AIM OF THE EXERCISE:
Scan the lines below and report each one containing "title" by copying it.

EXERCISE MATERIALS START

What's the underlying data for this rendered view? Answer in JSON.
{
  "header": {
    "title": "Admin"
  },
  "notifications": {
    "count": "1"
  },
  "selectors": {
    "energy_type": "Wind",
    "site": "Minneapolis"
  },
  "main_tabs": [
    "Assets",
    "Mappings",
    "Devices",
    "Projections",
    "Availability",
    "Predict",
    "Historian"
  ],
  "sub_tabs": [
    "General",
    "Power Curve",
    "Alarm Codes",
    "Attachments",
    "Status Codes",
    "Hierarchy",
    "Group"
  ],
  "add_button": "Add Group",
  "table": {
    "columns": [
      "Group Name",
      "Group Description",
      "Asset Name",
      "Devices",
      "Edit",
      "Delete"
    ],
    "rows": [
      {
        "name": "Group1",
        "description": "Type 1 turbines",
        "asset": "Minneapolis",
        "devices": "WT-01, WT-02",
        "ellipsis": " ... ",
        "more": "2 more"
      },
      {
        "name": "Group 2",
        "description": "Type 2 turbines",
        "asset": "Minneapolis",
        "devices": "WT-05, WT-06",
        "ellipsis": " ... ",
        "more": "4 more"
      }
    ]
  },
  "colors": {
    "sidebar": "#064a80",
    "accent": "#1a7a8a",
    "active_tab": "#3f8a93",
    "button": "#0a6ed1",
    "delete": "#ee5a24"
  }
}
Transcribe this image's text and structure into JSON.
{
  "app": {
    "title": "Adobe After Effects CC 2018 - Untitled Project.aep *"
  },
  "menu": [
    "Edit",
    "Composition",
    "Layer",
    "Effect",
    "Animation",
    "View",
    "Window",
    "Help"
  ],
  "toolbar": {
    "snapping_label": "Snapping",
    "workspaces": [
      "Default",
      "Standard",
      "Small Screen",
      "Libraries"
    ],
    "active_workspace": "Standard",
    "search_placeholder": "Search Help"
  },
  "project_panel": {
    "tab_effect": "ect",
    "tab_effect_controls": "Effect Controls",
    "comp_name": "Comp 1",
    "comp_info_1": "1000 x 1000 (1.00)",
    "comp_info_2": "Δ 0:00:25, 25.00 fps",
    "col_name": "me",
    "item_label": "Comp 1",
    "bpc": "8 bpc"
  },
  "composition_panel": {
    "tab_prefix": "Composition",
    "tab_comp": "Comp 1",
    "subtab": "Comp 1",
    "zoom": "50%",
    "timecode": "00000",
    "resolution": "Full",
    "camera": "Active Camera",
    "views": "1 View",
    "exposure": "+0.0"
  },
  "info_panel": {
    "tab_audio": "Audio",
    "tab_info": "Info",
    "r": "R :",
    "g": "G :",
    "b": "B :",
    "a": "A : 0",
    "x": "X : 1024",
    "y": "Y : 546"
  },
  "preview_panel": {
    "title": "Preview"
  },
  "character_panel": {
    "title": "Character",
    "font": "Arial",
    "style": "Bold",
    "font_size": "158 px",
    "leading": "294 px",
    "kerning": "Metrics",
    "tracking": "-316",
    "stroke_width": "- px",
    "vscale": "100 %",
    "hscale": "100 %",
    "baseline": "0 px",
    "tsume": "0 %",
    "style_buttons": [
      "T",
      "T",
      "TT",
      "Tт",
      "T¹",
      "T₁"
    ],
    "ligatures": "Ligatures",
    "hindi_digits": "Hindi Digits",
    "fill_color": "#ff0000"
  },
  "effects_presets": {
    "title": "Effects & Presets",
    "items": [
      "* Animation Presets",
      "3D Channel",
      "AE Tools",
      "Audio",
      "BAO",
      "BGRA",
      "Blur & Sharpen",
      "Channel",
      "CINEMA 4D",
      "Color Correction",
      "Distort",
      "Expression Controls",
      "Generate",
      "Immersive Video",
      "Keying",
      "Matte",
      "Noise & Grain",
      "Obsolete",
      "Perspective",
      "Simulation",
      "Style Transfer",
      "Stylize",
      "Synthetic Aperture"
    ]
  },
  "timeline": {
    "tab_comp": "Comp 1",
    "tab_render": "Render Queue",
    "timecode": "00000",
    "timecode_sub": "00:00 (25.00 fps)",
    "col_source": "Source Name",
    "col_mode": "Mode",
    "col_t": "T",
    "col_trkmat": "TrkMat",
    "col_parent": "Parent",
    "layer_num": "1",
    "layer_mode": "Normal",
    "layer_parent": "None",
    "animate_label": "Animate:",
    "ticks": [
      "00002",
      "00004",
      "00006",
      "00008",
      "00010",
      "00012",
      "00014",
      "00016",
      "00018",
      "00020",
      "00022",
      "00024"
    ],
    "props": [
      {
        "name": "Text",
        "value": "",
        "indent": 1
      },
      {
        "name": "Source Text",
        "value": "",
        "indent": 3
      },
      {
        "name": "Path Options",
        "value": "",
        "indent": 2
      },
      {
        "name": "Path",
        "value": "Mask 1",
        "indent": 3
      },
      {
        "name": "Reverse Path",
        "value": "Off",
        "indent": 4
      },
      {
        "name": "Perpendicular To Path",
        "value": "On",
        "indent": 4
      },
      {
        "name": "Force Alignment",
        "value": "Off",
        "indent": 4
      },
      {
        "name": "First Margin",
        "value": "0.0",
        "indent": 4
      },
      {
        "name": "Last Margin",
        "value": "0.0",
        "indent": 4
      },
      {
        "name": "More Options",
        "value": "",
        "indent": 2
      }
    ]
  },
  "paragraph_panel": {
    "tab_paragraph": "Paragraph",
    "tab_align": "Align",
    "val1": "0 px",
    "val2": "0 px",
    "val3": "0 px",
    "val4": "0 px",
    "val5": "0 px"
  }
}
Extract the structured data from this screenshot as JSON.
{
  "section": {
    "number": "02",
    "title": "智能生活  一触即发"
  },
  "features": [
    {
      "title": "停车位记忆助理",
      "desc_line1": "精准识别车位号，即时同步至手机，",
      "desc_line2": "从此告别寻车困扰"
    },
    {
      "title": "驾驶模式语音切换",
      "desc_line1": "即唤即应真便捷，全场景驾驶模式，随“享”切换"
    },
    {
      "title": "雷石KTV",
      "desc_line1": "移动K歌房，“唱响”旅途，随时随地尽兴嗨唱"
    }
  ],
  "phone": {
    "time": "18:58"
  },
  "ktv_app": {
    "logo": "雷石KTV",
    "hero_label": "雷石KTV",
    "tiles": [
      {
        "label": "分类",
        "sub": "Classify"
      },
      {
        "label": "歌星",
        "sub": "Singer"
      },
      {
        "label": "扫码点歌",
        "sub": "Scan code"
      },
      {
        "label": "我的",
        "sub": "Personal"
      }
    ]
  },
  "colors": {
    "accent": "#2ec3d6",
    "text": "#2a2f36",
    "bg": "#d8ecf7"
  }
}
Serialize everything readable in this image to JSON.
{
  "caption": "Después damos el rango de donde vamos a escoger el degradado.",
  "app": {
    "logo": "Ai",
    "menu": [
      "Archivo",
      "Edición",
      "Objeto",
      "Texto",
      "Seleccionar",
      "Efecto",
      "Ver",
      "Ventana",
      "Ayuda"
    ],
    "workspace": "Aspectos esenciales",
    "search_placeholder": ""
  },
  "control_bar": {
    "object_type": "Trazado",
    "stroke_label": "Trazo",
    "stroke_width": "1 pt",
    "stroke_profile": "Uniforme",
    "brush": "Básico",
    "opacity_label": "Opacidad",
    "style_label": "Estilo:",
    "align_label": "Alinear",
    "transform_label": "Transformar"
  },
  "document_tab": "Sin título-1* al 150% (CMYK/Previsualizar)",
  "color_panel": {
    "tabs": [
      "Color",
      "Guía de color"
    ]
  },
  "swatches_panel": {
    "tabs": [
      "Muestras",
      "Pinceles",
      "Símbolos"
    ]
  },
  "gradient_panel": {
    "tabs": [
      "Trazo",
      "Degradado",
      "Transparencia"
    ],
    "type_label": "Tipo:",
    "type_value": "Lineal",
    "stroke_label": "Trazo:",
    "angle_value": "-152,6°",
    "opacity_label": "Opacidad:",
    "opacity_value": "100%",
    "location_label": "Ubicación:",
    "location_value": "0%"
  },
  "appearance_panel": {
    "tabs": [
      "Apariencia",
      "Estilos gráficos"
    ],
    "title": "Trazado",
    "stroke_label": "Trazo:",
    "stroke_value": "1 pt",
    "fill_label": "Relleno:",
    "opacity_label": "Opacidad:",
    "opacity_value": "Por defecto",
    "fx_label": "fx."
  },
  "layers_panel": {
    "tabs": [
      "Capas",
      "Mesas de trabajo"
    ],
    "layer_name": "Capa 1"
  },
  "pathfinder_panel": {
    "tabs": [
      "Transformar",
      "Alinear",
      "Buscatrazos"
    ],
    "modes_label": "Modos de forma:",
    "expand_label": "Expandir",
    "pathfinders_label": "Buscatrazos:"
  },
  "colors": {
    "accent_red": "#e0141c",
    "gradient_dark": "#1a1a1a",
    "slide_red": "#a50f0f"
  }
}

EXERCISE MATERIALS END

RESPONSE TO THIS EXERCISE:
    "title": "Admin"
    "title": "Adobe After Effects CC 2018 - Untitled Project.aep *"
    "title": "Preview"
    "title": "Character",
    "title": "Effects & Presets",
    "title": "智能生活  一触即发"
      "title": "停车位记忆助理",
      "title": "驾驶模式语音切换",
      "title": "雷石KTV",
    "title": "Trazado",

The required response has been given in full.